> [INFORMATION SUPPLIED]:
☆ ☆ ☆
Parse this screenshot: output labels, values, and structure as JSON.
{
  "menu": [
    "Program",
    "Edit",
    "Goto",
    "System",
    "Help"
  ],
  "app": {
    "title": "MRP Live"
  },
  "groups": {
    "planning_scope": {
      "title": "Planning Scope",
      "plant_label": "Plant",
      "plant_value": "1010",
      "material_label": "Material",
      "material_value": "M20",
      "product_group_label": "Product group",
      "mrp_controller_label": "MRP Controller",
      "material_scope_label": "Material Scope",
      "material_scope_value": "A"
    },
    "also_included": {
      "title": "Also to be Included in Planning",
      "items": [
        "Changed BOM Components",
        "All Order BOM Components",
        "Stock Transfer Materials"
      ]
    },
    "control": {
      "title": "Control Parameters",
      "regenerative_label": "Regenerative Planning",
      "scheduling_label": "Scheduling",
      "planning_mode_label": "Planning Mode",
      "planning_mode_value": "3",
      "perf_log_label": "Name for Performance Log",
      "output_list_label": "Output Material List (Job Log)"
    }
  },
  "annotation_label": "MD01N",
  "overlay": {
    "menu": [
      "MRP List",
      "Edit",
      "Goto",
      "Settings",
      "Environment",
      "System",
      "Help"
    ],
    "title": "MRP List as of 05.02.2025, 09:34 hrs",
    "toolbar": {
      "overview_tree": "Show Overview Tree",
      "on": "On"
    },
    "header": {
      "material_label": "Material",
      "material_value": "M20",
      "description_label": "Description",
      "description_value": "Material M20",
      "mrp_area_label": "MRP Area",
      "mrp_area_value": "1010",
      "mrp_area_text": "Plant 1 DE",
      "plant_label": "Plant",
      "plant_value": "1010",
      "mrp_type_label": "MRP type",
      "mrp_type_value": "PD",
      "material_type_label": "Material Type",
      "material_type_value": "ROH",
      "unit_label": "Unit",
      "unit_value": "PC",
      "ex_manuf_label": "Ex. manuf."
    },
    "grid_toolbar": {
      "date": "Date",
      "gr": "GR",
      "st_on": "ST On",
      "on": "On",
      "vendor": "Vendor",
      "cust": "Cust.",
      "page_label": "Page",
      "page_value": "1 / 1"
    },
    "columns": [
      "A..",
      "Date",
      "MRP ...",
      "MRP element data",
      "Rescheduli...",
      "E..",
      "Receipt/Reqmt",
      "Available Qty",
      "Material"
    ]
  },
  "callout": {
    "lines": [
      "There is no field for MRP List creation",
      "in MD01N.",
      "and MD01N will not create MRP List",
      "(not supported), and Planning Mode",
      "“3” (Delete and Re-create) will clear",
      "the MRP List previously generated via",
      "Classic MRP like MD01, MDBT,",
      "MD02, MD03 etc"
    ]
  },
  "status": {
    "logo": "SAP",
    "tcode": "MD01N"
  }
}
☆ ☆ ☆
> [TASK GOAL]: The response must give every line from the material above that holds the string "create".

> [EXERCISE RESULT]:
      "and MD01N will not create MRP List",
      "“3” (Delete and Re-create) will clear",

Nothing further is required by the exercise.